First, the models sat down, and I took this photo of them. There was trouble right from the start. Two of the models, Richard and Pauli, were great, but Teresa, the one on the far end was not happy. I don’t think she liked the job of professional model and she definitely didn’t like the chair she was sitting in.
But I went ahead and painted these two sketches of them on small canvases. The first, is the three of them, just sitting in a row and in the second, I have placed them on the seat of an imaginary subway car. I had not yet gone into the subway to take the photo. I was just thinking about what I wanted it to look like.
MAN IN A SUBWAY CAR
So, I took a lot of pictures in subway cars and decided to use this one. I mean, who could resist this guy in his hard hat? But, I did resist painting him for this project. For now, I just wanted to use the car itself as a photo reference. (The guy in the hard hat eventually did make his way into a different painting.)
With my photo of the subway car and the live models in front of me, I started in to paint on my larger (24”x20”) canvas. This was the next day. Teresa, who had been so unhappy about her chair had brought in a couple of pillows to sit on. You will notice in this early version of the painting that she is suddenly sitting up much higher than she had been the day before. But she did less complaining, so I and the rest of the class (most of whom had placed these figures on a park bench) painted on.

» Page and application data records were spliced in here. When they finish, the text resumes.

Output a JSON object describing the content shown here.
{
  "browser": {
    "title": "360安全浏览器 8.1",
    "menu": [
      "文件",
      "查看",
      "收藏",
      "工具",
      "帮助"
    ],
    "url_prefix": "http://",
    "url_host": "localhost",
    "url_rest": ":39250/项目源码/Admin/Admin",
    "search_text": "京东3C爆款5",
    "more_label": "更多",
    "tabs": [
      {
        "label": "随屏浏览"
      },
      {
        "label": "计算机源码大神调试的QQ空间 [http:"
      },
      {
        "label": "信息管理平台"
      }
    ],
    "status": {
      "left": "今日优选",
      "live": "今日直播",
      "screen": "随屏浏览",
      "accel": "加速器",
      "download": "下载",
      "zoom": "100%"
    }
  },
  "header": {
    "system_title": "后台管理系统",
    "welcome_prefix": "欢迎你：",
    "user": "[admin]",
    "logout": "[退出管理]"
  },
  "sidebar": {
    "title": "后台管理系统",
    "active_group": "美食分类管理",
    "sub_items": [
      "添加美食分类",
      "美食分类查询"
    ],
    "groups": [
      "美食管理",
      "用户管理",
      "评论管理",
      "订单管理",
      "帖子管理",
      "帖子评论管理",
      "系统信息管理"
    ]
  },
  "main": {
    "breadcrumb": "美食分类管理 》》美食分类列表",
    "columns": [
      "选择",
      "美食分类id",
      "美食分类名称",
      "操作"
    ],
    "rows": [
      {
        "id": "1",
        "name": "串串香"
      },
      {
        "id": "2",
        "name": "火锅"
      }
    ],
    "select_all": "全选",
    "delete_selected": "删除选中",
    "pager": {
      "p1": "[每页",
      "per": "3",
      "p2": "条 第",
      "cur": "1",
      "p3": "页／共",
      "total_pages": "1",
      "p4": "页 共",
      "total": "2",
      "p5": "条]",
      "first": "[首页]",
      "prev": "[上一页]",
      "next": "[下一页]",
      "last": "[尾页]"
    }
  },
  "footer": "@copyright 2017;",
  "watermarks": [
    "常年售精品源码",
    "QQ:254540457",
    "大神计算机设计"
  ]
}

I was not at all happy with Teresa’s new position. I sought the opinion of Max, the instructor. He didn’t seem to think that there was any problem, but I could not get over the feeling that she just didn’t look as if she were sitting on the same surface as the other two people. She wasn’t, because of the pillows.
The class went on for the rest of the week and I brought the painting closer to completion. There were a lot of annoying straight lines to deal with. And, I still wasn’t happy with Teresa’s position. I asked for opinions from a lot of other people. Most thought she was ok - just extra tall or something - who would notice? But, sometimes, you just have to ask yourself, “Is it easier to live with a problem or is it easier to fix it?” For me it was easier to fix it.
work still in progress
So here, in this photo, the workshop over, I am back at home. You may notice that the painting is no longer on the Art Students’ League easel, but is on my easel in my studio. And Teresa has been moved down. I just had to do it, so I did. I changed some other things about the subway car and I fussed around over the details. Some people are able to make a painting very quickly, and sometimes I do too. But this time, I kept on changing and rearranging for weeks. Differences in darkness in the painting are do to bad photography. This painting has been in a couple of shows. It is now at River Arts Gallery in Morrisville, VT. It was a useful exercise in composition and dealing with problems.
To see the final edition, scroll back to the top of this post.